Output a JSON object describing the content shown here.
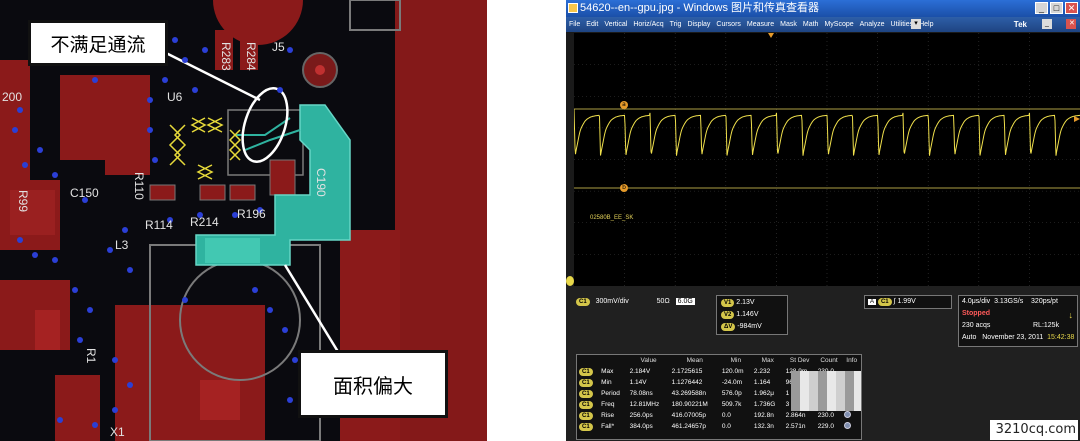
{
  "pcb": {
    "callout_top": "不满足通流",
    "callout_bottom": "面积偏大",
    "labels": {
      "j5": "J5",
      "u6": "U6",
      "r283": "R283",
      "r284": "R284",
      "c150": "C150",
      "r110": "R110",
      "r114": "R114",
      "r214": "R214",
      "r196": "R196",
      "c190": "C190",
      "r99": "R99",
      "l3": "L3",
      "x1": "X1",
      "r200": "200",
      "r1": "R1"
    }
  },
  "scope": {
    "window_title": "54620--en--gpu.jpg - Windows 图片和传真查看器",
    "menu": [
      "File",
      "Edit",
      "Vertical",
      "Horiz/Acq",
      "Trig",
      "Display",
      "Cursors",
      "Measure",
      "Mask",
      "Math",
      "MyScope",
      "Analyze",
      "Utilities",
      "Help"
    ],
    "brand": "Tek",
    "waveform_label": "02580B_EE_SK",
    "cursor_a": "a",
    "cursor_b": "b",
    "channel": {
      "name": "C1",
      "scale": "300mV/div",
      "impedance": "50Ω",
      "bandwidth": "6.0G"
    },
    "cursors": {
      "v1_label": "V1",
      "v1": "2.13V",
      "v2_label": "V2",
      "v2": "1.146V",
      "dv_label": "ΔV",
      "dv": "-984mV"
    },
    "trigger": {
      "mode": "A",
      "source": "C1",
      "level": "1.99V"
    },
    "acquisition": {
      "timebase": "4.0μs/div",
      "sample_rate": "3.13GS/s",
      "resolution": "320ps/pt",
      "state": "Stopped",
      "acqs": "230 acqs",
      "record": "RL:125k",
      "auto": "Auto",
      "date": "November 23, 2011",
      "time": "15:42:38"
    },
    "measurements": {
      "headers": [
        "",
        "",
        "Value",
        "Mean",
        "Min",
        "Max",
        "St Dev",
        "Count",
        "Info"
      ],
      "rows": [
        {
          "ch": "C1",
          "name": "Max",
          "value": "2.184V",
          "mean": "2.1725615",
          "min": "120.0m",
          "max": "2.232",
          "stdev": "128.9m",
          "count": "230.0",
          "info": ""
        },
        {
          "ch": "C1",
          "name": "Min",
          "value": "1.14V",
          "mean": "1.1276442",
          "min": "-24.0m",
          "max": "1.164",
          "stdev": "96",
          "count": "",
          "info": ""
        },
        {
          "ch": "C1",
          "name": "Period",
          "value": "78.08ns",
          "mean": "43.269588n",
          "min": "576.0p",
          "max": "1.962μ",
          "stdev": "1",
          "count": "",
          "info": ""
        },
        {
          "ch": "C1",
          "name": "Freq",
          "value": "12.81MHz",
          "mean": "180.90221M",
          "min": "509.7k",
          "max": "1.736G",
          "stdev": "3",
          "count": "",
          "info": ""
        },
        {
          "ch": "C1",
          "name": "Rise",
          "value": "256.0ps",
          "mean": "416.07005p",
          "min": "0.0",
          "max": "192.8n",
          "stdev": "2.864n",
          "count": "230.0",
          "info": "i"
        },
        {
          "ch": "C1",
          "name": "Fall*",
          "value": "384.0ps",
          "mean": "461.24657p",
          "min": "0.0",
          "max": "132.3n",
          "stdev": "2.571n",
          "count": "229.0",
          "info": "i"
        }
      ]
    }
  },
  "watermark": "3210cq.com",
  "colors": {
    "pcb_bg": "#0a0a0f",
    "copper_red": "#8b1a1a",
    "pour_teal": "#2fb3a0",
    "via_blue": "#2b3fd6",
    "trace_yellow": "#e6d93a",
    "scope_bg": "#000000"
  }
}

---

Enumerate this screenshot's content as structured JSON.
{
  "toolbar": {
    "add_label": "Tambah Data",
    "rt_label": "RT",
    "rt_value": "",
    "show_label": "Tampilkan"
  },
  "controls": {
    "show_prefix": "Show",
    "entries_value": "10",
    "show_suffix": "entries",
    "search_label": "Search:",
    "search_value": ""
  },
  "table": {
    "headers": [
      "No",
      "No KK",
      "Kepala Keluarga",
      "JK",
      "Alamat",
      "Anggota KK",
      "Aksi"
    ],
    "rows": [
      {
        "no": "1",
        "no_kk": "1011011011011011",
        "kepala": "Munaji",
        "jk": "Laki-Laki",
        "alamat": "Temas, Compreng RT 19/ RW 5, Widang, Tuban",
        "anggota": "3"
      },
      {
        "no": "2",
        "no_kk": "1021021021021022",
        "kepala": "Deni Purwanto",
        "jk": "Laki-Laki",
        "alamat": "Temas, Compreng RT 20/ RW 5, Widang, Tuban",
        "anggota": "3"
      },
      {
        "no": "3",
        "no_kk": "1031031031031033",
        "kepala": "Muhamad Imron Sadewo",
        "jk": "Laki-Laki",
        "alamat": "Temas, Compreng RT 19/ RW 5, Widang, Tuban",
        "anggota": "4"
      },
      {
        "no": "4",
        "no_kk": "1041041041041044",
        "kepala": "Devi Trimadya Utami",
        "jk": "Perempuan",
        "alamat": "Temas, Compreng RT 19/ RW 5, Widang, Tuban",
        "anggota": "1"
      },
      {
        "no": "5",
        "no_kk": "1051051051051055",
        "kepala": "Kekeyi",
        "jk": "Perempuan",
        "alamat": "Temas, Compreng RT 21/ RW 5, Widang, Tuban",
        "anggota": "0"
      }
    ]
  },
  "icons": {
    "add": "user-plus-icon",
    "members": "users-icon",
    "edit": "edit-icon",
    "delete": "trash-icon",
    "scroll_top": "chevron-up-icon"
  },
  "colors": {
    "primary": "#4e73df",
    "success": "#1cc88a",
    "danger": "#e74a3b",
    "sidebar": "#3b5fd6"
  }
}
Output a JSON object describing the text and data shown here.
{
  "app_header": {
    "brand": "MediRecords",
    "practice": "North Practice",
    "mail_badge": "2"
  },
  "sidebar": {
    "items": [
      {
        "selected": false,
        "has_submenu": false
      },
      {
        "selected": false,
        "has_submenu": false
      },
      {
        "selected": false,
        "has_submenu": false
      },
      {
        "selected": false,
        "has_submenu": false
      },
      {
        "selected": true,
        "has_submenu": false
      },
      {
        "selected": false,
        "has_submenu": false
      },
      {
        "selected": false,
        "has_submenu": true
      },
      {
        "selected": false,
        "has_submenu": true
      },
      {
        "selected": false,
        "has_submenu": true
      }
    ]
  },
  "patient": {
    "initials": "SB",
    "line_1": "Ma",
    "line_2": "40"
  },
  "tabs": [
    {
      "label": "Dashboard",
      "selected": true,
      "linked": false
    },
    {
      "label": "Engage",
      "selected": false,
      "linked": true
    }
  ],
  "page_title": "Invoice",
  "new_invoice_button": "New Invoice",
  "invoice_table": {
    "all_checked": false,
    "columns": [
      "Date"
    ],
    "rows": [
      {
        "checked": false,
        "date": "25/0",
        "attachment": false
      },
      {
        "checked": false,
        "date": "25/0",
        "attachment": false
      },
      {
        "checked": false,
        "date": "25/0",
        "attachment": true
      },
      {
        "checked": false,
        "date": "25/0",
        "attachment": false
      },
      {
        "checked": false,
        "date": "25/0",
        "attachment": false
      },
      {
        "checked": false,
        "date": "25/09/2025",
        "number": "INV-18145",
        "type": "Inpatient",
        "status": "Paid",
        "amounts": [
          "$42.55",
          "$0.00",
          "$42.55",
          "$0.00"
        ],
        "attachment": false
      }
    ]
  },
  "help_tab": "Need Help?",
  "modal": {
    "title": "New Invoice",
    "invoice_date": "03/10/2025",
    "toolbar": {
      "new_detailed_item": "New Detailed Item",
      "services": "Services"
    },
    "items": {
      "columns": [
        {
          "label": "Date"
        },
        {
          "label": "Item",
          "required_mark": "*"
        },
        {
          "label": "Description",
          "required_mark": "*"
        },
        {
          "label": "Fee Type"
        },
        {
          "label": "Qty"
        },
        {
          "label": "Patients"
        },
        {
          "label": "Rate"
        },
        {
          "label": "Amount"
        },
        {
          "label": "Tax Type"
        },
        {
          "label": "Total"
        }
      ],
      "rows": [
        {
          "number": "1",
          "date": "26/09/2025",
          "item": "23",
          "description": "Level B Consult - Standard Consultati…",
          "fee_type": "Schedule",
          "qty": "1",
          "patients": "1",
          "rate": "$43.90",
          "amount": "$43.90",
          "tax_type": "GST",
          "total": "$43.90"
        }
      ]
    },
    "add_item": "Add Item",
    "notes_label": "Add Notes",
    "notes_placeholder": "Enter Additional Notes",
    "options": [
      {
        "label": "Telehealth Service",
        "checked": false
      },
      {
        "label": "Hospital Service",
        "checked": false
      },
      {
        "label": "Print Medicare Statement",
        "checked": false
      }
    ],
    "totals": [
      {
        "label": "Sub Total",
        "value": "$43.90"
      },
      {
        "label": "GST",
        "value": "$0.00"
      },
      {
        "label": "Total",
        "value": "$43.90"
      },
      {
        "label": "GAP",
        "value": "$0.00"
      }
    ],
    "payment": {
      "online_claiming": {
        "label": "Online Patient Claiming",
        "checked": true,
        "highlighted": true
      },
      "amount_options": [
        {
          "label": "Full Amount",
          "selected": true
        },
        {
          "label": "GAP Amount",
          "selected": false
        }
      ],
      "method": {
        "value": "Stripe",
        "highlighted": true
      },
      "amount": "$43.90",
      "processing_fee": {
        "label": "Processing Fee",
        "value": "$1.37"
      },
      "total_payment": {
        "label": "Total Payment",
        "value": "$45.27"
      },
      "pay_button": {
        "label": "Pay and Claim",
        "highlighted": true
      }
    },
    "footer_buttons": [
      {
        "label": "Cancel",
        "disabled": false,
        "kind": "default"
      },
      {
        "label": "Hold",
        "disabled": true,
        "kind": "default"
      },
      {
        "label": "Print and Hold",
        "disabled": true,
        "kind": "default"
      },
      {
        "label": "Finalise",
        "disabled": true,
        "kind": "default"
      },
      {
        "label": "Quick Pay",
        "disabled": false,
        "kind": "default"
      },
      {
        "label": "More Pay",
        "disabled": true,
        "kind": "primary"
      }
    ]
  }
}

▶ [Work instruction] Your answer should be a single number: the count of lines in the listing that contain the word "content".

▶ [Task solution] 2